=== Section Start ===
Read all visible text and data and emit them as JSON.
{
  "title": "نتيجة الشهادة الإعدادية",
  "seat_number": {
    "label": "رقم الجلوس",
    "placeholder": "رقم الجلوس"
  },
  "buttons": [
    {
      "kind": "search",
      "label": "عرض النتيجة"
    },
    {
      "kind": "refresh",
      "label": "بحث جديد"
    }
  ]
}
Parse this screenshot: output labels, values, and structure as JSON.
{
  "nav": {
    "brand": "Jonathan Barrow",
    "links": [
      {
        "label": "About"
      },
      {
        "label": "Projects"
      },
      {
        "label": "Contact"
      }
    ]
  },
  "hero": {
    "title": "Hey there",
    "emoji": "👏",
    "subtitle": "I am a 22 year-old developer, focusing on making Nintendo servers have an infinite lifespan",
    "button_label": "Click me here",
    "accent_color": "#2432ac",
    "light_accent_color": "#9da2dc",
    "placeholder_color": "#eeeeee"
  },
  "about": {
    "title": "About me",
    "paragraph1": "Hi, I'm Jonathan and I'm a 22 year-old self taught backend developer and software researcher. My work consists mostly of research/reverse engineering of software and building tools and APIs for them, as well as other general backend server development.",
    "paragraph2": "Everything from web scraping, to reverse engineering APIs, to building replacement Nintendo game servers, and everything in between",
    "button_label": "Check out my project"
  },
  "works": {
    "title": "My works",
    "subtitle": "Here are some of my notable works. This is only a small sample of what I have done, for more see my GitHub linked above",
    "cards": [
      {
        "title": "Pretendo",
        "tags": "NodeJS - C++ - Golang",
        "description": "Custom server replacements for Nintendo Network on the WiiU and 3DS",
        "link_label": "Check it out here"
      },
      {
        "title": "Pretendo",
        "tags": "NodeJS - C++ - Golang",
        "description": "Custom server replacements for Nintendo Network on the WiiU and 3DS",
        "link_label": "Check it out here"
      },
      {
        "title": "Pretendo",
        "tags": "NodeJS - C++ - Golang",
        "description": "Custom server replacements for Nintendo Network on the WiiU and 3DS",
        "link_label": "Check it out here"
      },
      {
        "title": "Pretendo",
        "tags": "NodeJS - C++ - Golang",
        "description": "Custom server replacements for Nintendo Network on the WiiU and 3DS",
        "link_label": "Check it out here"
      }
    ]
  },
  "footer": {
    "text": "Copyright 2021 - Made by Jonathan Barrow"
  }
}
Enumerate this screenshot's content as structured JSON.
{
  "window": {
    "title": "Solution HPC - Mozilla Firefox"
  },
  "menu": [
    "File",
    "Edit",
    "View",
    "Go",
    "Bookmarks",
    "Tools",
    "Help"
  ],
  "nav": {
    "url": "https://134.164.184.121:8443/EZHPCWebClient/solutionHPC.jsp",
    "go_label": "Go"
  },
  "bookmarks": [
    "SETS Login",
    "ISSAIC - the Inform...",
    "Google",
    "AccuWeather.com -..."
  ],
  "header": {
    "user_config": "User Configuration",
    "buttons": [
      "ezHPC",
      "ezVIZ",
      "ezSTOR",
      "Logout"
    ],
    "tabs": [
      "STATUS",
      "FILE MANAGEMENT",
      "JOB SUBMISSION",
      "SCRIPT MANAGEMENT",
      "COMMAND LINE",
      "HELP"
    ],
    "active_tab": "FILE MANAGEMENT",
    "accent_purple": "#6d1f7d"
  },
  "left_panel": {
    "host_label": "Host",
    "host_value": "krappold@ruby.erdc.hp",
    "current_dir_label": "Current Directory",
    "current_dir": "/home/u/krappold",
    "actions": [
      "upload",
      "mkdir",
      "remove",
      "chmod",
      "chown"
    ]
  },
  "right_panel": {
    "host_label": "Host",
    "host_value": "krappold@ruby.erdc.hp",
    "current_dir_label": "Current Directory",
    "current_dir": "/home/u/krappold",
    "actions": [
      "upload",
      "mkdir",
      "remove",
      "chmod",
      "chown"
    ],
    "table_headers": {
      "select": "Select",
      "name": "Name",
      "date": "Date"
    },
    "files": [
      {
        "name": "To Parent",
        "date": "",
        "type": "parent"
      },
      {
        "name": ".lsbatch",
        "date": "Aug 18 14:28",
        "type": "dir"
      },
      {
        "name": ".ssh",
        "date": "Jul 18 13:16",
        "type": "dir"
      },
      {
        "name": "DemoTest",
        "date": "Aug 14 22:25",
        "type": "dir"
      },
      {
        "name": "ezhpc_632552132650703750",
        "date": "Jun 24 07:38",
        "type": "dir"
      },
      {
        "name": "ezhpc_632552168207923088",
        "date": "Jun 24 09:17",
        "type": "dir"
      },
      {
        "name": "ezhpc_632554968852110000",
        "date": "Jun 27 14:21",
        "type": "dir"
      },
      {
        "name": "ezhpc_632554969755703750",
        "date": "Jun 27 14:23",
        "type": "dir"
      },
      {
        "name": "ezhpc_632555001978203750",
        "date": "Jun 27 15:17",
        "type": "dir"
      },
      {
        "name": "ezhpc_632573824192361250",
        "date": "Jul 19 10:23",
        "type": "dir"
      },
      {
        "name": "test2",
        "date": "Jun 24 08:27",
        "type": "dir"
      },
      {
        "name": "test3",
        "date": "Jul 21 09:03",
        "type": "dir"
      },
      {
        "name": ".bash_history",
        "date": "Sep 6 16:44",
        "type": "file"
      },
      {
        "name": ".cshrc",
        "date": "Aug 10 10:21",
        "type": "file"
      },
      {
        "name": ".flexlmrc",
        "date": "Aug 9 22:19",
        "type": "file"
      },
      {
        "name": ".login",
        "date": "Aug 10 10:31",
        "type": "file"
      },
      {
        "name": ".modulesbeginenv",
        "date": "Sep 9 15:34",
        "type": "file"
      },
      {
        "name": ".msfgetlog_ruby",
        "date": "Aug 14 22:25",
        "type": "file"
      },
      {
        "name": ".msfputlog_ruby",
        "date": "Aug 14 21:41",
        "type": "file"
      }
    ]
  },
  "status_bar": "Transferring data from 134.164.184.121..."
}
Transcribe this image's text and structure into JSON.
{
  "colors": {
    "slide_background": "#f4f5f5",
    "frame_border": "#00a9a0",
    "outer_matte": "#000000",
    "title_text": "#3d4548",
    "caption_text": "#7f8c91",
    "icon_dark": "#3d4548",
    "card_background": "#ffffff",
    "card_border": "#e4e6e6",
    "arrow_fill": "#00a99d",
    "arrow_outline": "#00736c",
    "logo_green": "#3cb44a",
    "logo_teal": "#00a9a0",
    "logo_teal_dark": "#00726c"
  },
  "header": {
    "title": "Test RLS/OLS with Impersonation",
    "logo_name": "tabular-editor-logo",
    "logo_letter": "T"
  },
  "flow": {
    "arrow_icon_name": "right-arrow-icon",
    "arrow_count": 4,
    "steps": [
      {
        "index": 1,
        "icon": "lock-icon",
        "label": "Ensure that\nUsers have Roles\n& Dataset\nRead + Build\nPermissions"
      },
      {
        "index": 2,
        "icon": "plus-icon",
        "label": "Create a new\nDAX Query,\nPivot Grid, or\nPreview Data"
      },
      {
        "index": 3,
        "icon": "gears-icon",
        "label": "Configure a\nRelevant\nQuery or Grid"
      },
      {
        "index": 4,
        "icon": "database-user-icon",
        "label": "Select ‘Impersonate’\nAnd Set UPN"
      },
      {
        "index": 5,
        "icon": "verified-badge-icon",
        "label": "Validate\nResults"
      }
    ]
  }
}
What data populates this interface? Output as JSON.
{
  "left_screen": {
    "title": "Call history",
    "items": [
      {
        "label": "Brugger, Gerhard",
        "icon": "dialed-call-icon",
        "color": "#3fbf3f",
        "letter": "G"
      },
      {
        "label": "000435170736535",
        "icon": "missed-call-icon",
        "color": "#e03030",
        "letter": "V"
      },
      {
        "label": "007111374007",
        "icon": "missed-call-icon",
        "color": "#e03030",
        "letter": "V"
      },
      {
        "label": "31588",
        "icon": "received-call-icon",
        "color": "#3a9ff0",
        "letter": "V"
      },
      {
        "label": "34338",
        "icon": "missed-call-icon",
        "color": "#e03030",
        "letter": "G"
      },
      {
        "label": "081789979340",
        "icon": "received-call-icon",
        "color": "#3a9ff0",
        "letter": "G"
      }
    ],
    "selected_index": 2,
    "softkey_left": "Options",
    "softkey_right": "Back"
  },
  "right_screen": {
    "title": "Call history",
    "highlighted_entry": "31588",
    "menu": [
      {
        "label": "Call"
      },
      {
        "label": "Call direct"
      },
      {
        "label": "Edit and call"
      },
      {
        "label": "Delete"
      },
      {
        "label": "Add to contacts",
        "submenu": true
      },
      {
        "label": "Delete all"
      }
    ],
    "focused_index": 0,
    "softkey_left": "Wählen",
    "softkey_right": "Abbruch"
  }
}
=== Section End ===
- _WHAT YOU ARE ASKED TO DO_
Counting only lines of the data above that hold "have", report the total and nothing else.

- _PROBLEM SOLUTION_
3